AVAILABLE RECORDS below:

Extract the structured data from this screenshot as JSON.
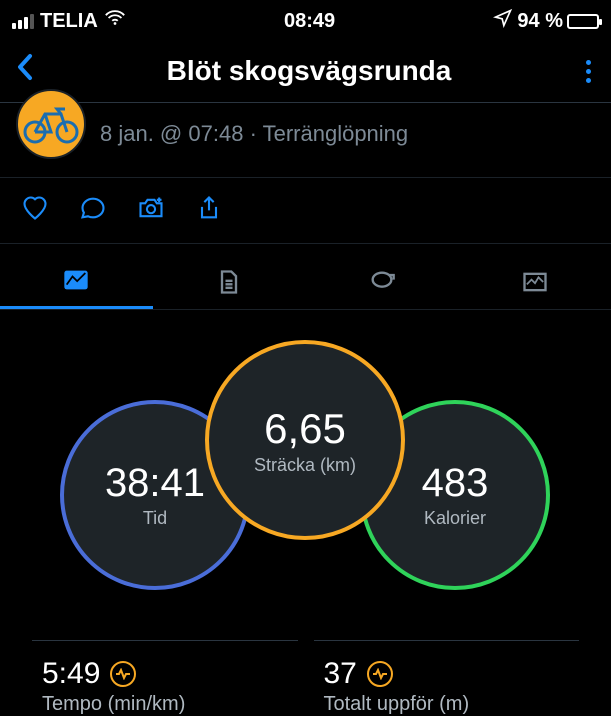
{
  "status": {
    "carrier": "TELIA",
    "time": "08:49",
    "battery_pct": "94 %"
  },
  "header": {
    "title": "Blöt skogsvägsrunda"
  },
  "activity": {
    "date": "8 jan. @ 07:48",
    "type": "Terränglöpning"
  },
  "rings": {
    "center": {
      "value": "6,65",
      "label": "Sträcka (km)"
    },
    "left": {
      "value": "38:41",
      "label": "Tid"
    },
    "right": {
      "value": "483",
      "label": "Kalorier"
    }
  },
  "stats": {
    "pace": {
      "value": "5:49",
      "label": "Tempo (min/km)"
    },
    "ascent": {
      "value": "37",
      "label": "Totalt uppför (m)"
    }
  }
}
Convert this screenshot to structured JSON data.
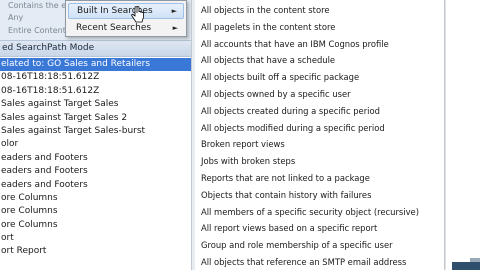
{
  "left_panel": {
    "top_options": [
      "Contains the ex...",
      "Any",
      "Entire Content S..."
    ],
    "mode_label": "ed SearchPath Mode",
    "rows": [
      {
        "text": "elated to: GO Sales and Retailers",
        "selected": true
      },
      {
        "text": "08-16T18:18:51.612Z",
        "selected": false
      },
      {
        "text": "08-16T18:18:51.612Z",
        "selected": false
      },
      {
        "text": "Sales against Target Sales",
        "selected": false
      },
      {
        "text": "Sales against Target Sales 2",
        "selected": false
      },
      {
        "text": "Sales against Target Sales-burst",
        "selected": false
      },
      {
        "text": "olor",
        "selected": false
      },
      {
        "text": "eaders and Footers",
        "selected": false
      },
      {
        "text": "eaders and Footers",
        "selected": false
      },
      {
        "text": "eaders and Footers",
        "selected": false
      },
      {
        "text": "ore Columns",
        "selected": false
      },
      {
        "text": "ore Columns",
        "selected": false
      },
      {
        "text": "ore Columns",
        "selected": false
      },
      {
        "text": "ort",
        "selected": false
      },
      {
        "text": "ort Report",
        "selected": false
      }
    ]
  },
  "context_menu": {
    "items": [
      {
        "label": "Built In Searches",
        "has_submenu": true,
        "hovered": true
      },
      {
        "label": "Recent Searches",
        "has_submenu": true,
        "hovered": false
      }
    ]
  },
  "submenu": {
    "items": [
      "All objects in the content store",
      "All pagelets in the content store",
      "All accounts that have an IBM Cognos profile",
      "All objects that have a schedule",
      "All objects built off a specific package",
      "All objects owned by a specific user",
      "All objects created during a specific period",
      "All objects modified during a specific period",
      "Broken report views",
      "Jobs with broken steps",
      "Reports that are not linked to a package",
      "Objects that contain history with failures",
      "All members of a specific security object (recursive)",
      "All report views based on a specific report",
      "Group and role membership of a specific user",
      "All objects that reference an SMTP email address"
    ]
  },
  "colors": {
    "selection": "#3a78d8",
    "mode_bar": "#c9d6e6",
    "menu_hover": "#cfe1f6"
  }
}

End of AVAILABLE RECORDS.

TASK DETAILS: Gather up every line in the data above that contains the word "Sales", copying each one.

ANSWER AREA:
        "text": "elated to: GO Sales and Retailers",
        "text": "Sales against Target Sales",
        "text": "Sales against Target Sales 2",
        "text": "Sales against Target Sales-burst",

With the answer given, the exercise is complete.